We’ve been talking about “making a living at writing,” and I had several people ask what essential tools are needed if someone is going to do more than just type up a manuscript at home. A fair question…
I suggest there are nine essential things every writer needs:
—A time to write. That is, a set time when you’re going to sit down and write every day. When I decided I was going to make my living at writing, I had a regular job, so I got up early and sat down at my computer every day from 6 to 8 in the morning. I’m not a morning person at all, so this was a sacrifice… but I had three small children, and it was the only time when I thought I could get uninterrupted writing time.

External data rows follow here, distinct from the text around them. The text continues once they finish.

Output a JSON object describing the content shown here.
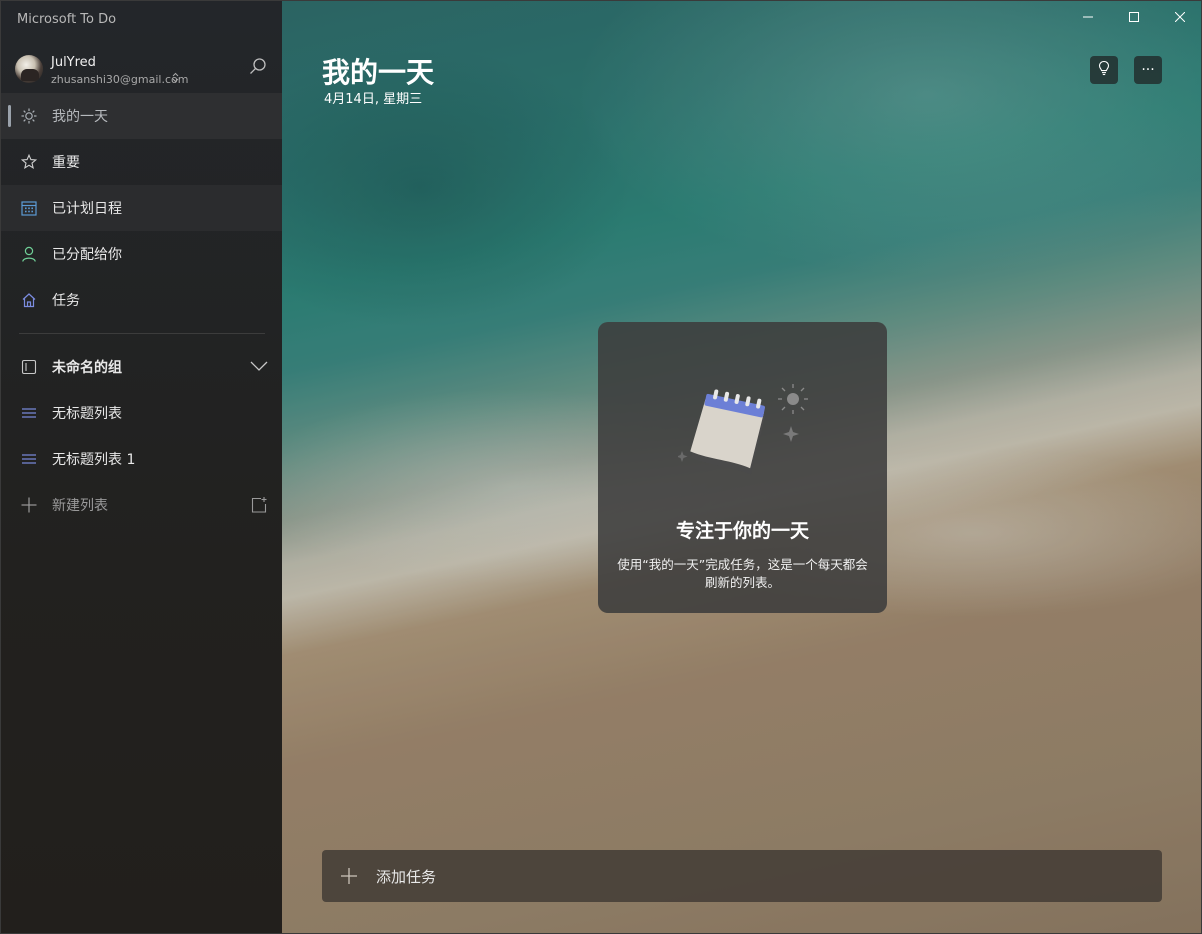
{
  "app": {
    "title": "Microsoft To Do"
  },
  "account": {
    "name": "JulYred",
    "email": "zhusanshi30@gmail.com",
    "chevron": "⌃⌄"
  },
  "sidebar": {
    "items": [
      {
        "label": "我的一天",
        "icon": "sun-icon"
      },
      {
        "label": "重要",
        "icon": "star-icon"
      },
      {
        "label": "已计划日程",
        "icon": "calendar-icon"
      },
      {
        "label": "已分配给你",
        "icon": "person-icon"
      },
      {
        "label": "任务",
        "icon": "home-icon"
      }
    ],
    "group": {
      "label": "未命名的组"
    },
    "lists": [
      {
        "label": "无标题列表"
      },
      {
        "label": "无标题列表 1"
      }
    ],
    "new_list_label": "新建列表"
  },
  "window": {
    "minimize": "─",
    "maximize": "☐",
    "close": "✕"
  },
  "main": {
    "title": "我的一天",
    "date": "4月14日, 星期三",
    "more_label": "···"
  },
  "empty_state": {
    "title": "专注于你的一天",
    "description": "使用“我的一天”完成任务，这是一个每天都会刷新的列表。"
  },
  "add_task": {
    "label": "添加任务"
  },
  "colors": {
    "sidebar_bg": "#23262a",
    "active_item_bg": "#2e2f31",
    "calendar_accent": "#5b9bd5",
    "person_accent": "#6fcf97",
    "home_accent": "#7b8ce0",
    "list_accent": "#7b8ce0"
  }
}
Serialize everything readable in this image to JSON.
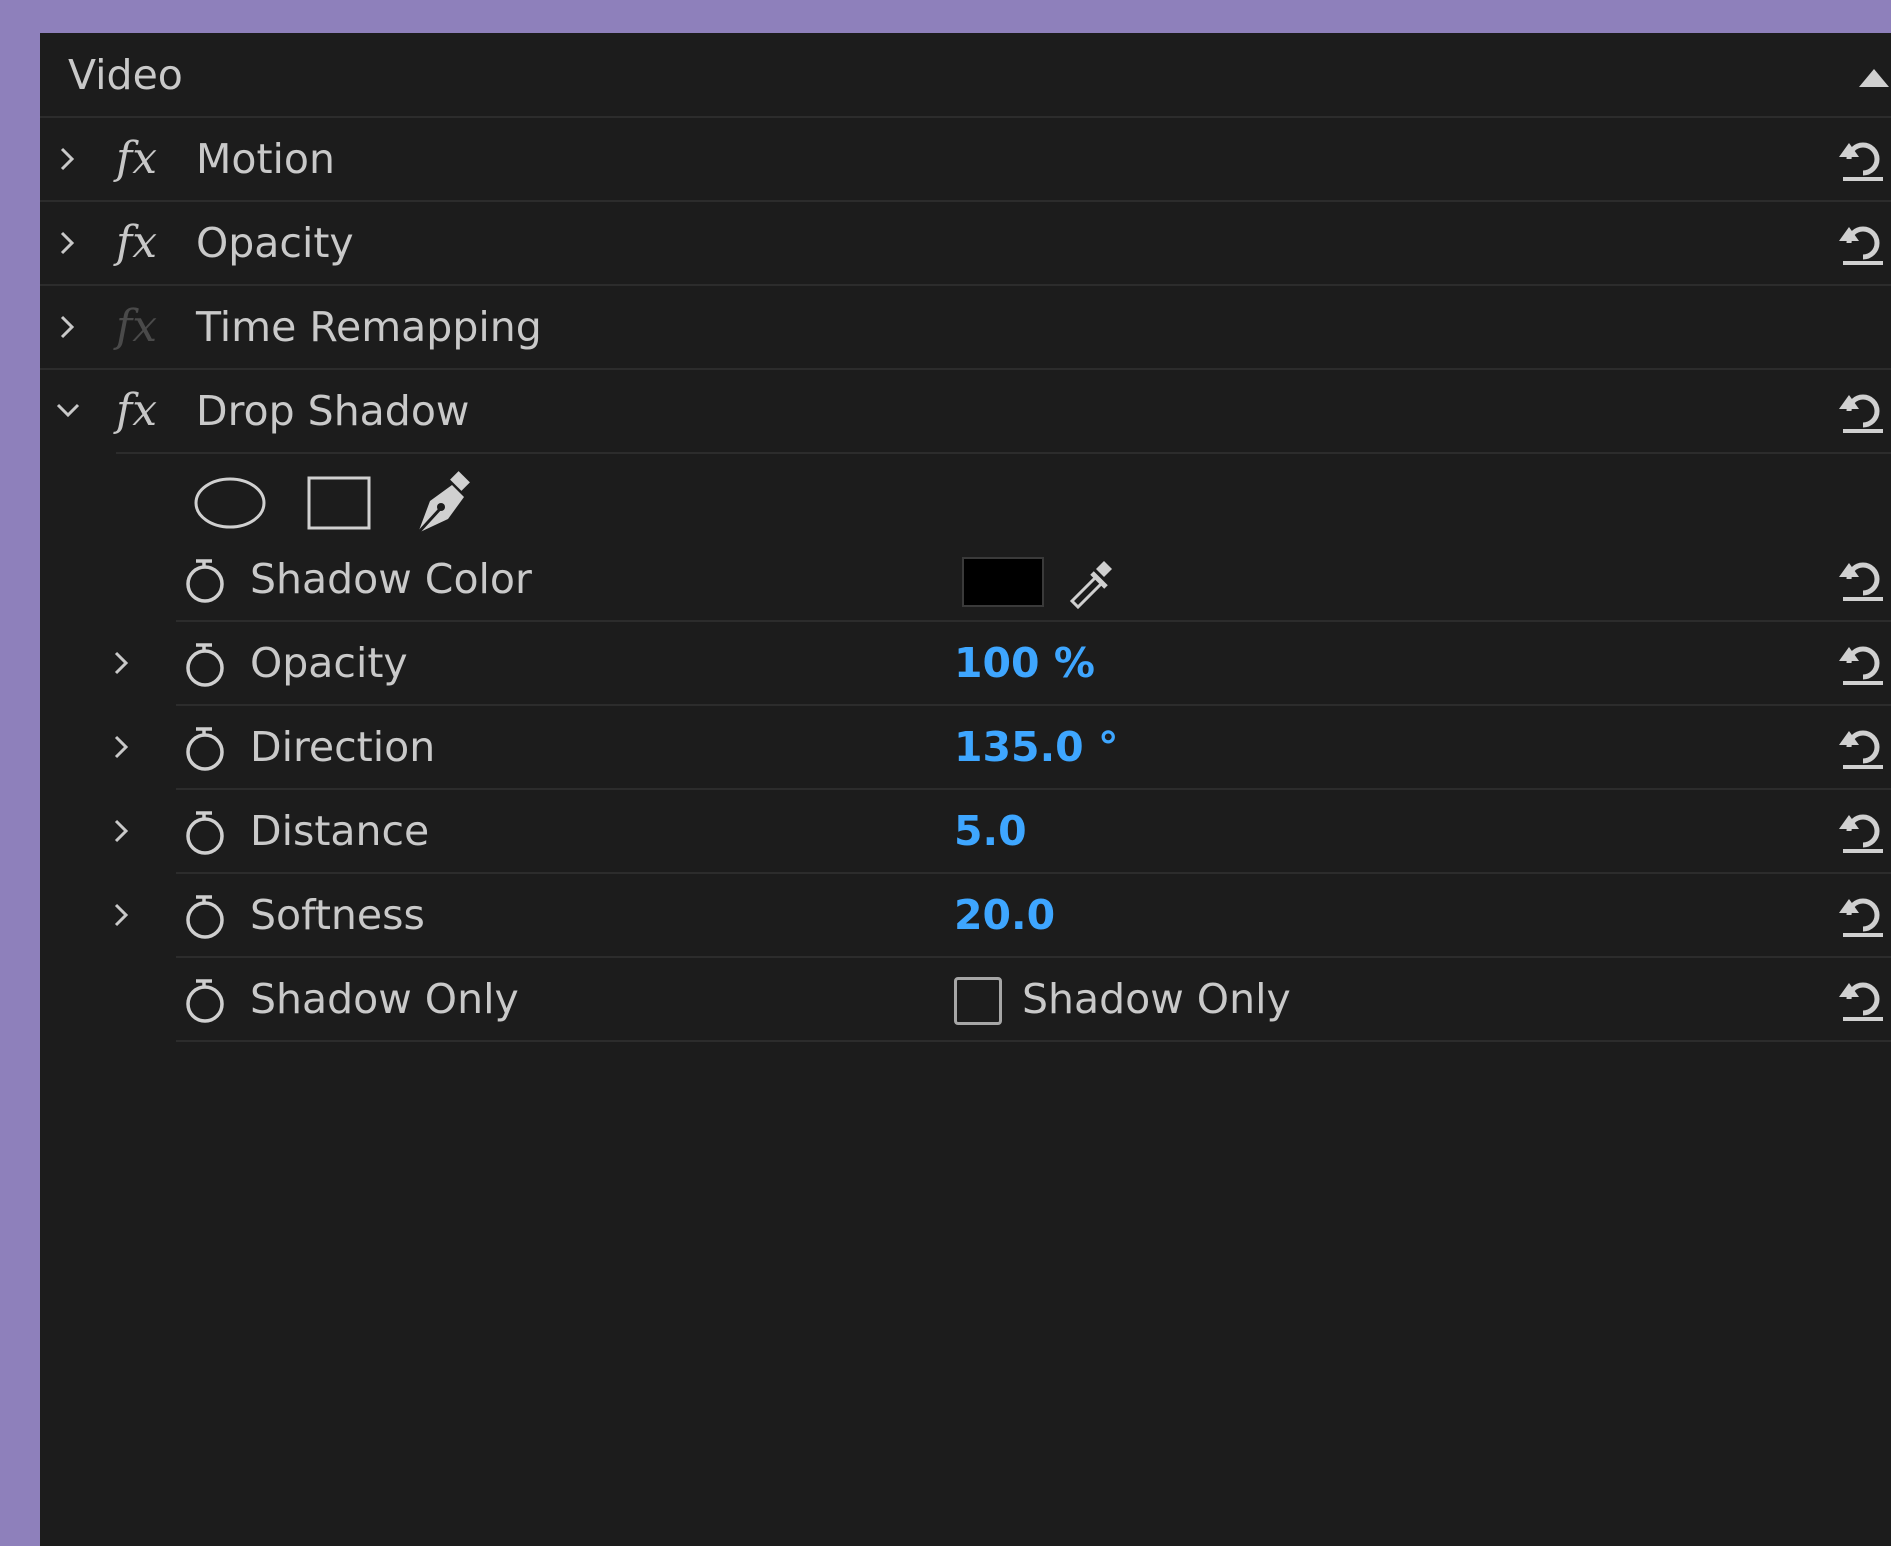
{
  "section": {
    "title": "Video"
  },
  "effects": [
    {
      "name": "Motion",
      "expanded": false,
      "fx_enabled": true,
      "has_reset": true
    },
    {
      "name": "Opacity",
      "expanded": false,
      "fx_enabled": true,
      "has_reset": true
    },
    {
      "name": "Time Remapping",
      "expanded": false,
      "fx_enabled": false,
      "has_reset": false
    },
    {
      "name": "Drop Shadow",
      "expanded": true,
      "fx_enabled": true,
      "has_reset": true
    }
  ],
  "fx_symbol": "fx",
  "drop_shadow": {
    "mask_tools": [
      "ellipse-mask-icon",
      "rectangle-mask-icon",
      "pen-mask-icon"
    ],
    "params": {
      "shadow_color": {
        "label": "Shadow Color",
        "color": "#000000"
      },
      "opacity": {
        "label": "Opacity",
        "value": "100 %"
      },
      "direction": {
        "label": "Direction",
        "value": "135.0 °"
      },
      "distance": {
        "label": "Distance",
        "value": "5.0"
      },
      "softness": {
        "label": "Softness",
        "value": "20.0"
      },
      "shadow_only": {
        "label": "Shadow Only",
        "checkbox_label": "Shadow Only",
        "checked": false
      }
    }
  },
  "colors": {
    "frame": "#8e80bb",
    "panel": "#1c1c1c",
    "value_blue": "#3ea6ff",
    "text": "#c9c9c9"
  }
}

—A place to write. You may need peace and quiet, or you may do best with the buzz of a lot of people around. You may like music playing, or you may insist on silence. Some writers use a spare room in their house, others want to take in the atmosphere at Starbucks. But whatever the exterior trappings, most writers do best if they have one place and one time, when they KNOW they are going to write.
—A project to write. When you sit down to write, you’re not journaling or searching for your muse — you’re working on a project. It might be a blog post, or an article for a website, or the next chapter in your book. But when you start, you know exactly what project you’re going to work on.
—A writing goal. Many writers set a goal of creating 1000 words per day. Others set it much higher. When I was writing full time, I had a goal of a chapter per day. The trick is to set some sort of goal, so that you can gauge your success. Novelist P.G. Wodehouse set a goal of writing 1100 salable words per day — something he kept up for more than 60 years, and the reason he published 90 novels and hundreds of short stories.
—A bank account. If you’re going to start looking at your writing as a business, you’ll have money coming in and going out, so you’ll need a way to track income and expenses. This will help at tax time, since none of the money you earn writing will have taxes withheld. Start the business account in your company name, even if it is something simple such as “Janet Smith Writing and Editing.” In time, you’ll find you want to tie a credit card (to track purchases) and a savings account (to retain a portion for quarterly taxes) to this account.
—A website. If you’re going to get the word out on your writing business, you’re going to need to invest in a decent website — something that tells potential customers who you are, what you do, who you’ve worked with, and how to get in touch with you. You’re probably also going to want some other elements: business cards, a social media presence, etc. But you probably don’t need to spend a huge chunk of money on them any more. You can get it all relatively cheaply by doing a bit of looking online.
—A filing system. Whatever system you use, you need to have a way to keep track of people, projects, and information without digging aimlessly through old emails or file folders. So learn to track your work and file it in some sort of system that makes sense to you. My grandfather used to say, “Some people have twenty years of experience; others have one year of experience twenty times.” The people who track their work are the ones who don’t have to keep re-inventing things.
—A network. With time, you’ll want to know other writers, connect with editors, meet with publishers, bounce ideas off of others in the industry. So go to conferences, make friends, and get to know other people who are doing this. Much of your work will come from your growing network.
—And, course, an up-to-date computer and software. I hate talking about this, since I’m not a tech guy, and used my first Macbook for six years before I decided to replace it. But if you’re going to work in the world of publishing, you’re going to have to know and use Microsoft Word, and you’re going to have to own a relatively recent version of it. Sure, you can create documents in other programs, but eventually you’re going to have to use Word to work effectively with everybody else. So, yes, Bill Gates owns your soul.
I suppose there are other things you could put on this list (an understanding partner, good internet access, a decent coffee maker), but these are things I’ve found essential to making a living with words. Would love to have you leave a comment with what other tools are essential. What would you say are the essential things you need to get your writing career going?